(Data to use begins)

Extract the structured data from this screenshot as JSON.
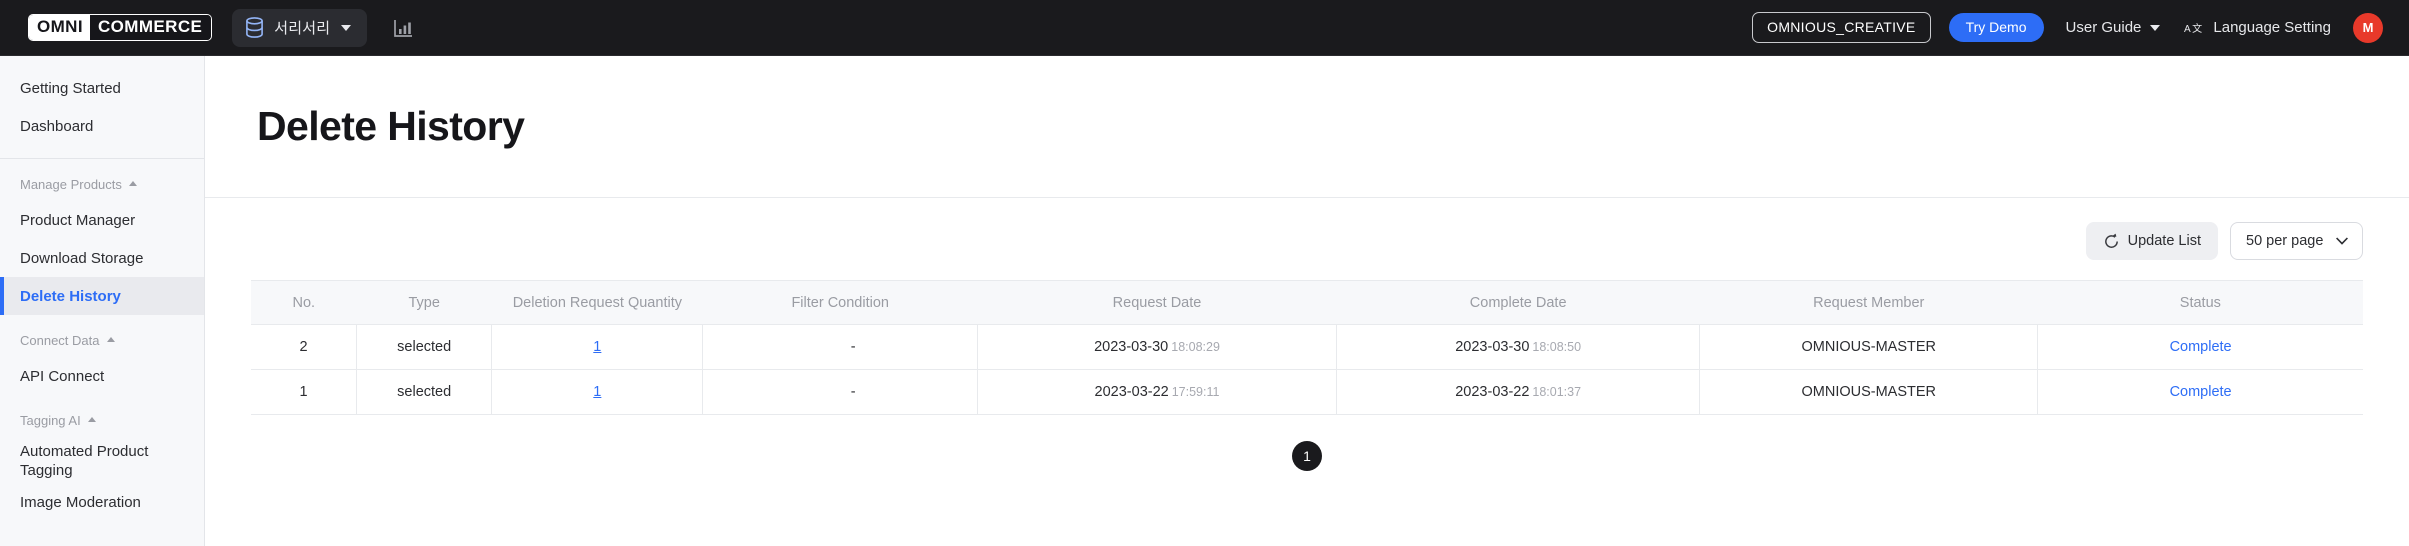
{
  "topbar": {
    "logo_left": "OMNI",
    "logo_right": "COMMERCE",
    "workspace_name": "서리서리",
    "workspace_icon": "database-icon",
    "analytics_icon": "bar-chart-icon",
    "account_chip": "OMNIOUS_CREATIVE",
    "try_demo": "Try Demo",
    "user_guide": "User Guide",
    "language_setting": "Language Setting",
    "language_icon": "translate-icon",
    "avatar_initial": "M",
    "avatar_color": "#e8392a",
    "accent_color": "#2d6df6",
    "bar_color": "#1a1a1d"
  },
  "sidebar": {
    "items": [
      {
        "label": "Getting Started",
        "type": "link",
        "active": false
      },
      {
        "label": "Dashboard",
        "type": "link",
        "active": false
      },
      {
        "label": "Manage Products",
        "type": "group"
      },
      {
        "label": "Product Manager",
        "type": "link",
        "active": false
      },
      {
        "label": "Download Storage",
        "type": "link",
        "active": false
      },
      {
        "label": "Delete History",
        "type": "link",
        "active": true
      },
      {
        "label": "Connect Data",
        "type": "group"
      },
      {
        "label": "API Connect",
        "type": "link",
        "active": false
      },
      {
        "label": "Tagging AI",
        "type": "group"
      },
      {
        "label": "Automated Product Tagging",
        "type": "link",
        "active": false
      },
      {
        "label": "Image Moderation",
        "type": "link",
        "active": false
      }
    ]
  },
  "main": {
    "page_title": "Delete History",
    "toolbar": {
      "update_list": "Update List",
      "refresh_icon": "refresh-icon",
      "per_page": "50 per page",
      "dropdown_icon": "chevron-down-icon"
    },
    "table": {
      "columns": [
        "No.",
        "Type",
        "Deletion Request Quantity",
        "Filter Condition",
        "Request Date",
        "Complete Date",
        "Request Member",
        "Status"
      ],
      "rows": [
        {
          "no": "2",
          "type": "selected",
          "quantity": "1",
          "filter_condition": "-",
          "request_date": "2023-03-30",
          "request_time": "18:08:29",
          "complete_date": "2023-03-30",
          "complete_time": "18:08:50",
          "request_member": "OMNIOUS-MASTER",
          "status": "Complete"
        },
        {
          "no": "1",
          "type": "selected",
          "quantity": "1",
          "filter_condition": "-",
          "request_date": "2023-03-22",
          "request_time": "17:59:11",
          "complete_date": "2023-03-22",
          "complete_time": "18:01:37",
          "request_member": "OMNIOUS-MASTER",
          "status": "Complete"
        }
      ]
    },
    "pagination": {
      "current_page": "1"
    }
  }
}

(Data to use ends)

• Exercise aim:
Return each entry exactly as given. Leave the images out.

• Worked solution:
Extract the structured data from this screenshot as JSON.
{
  "topbar": {
    "logo_left": "OMNI",
    "logo_right": "COMMERCE",
    "workspace_name": "서리서리",
    "workspace_icon": "database-icon",
    "analytics_icon": "bar-chart-icon",
    "account_chip": "OMNIOUS_CREATIVE",
    "try_demo": "Try Demo",
    "user_guide": "User Guide",
    "language_setting": "Language Setting",
    "language_icon": "translate-icon",
    "avatar_initial": "M",
    "avatar_color": "#e8392a",
    "accent_color": "#2d6df6",
    "bar_color": "#1a1a1d"
  },
  "sidebar": {
    "items": [
      {
        "label": "Getting Started",
        "type": "link",
        "active": false
      },
      {
        "label": "Dashboard",
        "type": "link",
        "active": false
      },
      {
        "label": "Manage Products",
        "type": "group"
      },
      {
        "label": "Product Manager",
        "type": "link",
        "active": false
      },
      {
        "label": "Download Storage",
        "type": "link",
        "active": false
      },
      {
        "label": "Delete History",
        "type": "link",
        "active": true
      },
      {
        "label": "Connect Data",
        "type": "group"
      },
      {
        "label": "API Connect",
        "type": "link",
        "active": false
      },
      {
        "label": "Tagging AI",
        "type": "group"
      },
      {
        "label": "Automated Product Tagging",
        "type": "link",
        "active": false
      },
      {
        "label": "Image Moderation",
        "type": "link",
        "active": false
      }
    ]
  },
  "main": {
    "page_title": "Delete History",
    "toolbar": {
      "update_list": "Update List",
      "refresh_icon": "refresh-icon",
      "per_page": "50 per page",
      "dropdown_icon": "chevron-down-icon"
    },
    "table": {
      "columns": [
        "No.",
        "Type",
        "Deletion Request Quantity",
        "Filter Condition",
        "Request Date",
        "Complete Date",
        "Request Member",
        "Status"
      ],
      "rows": [
        {
          "no": "2",
          "type": "selected",
          "quantity": "1",
          "filter_condition": "-",
          "request_date": "2023-03-30",
          "request_time": "18:08:29",
          "complete_date": "2023-03-30",
          "complete_time": "18:08:50",
          "request_member": "OMNIOUS-MASTER",
          "status": "Complete"
        },
        {
          "no": "1",
          "type": "selected",
          "quantity": "1",
          "filter_condition": "-",
          "request_date": "2023-03-22",
          "request_time": "17:59:11",
          "complete_date": "2023-03-22",
          "complete_time": "18:01:37",
          "request_member": "OMNIOUS-MASTER",
          "status": "Complete"
        }
      ]
    },
    "pagination": {
      "current_page": "1"
    }
  }
}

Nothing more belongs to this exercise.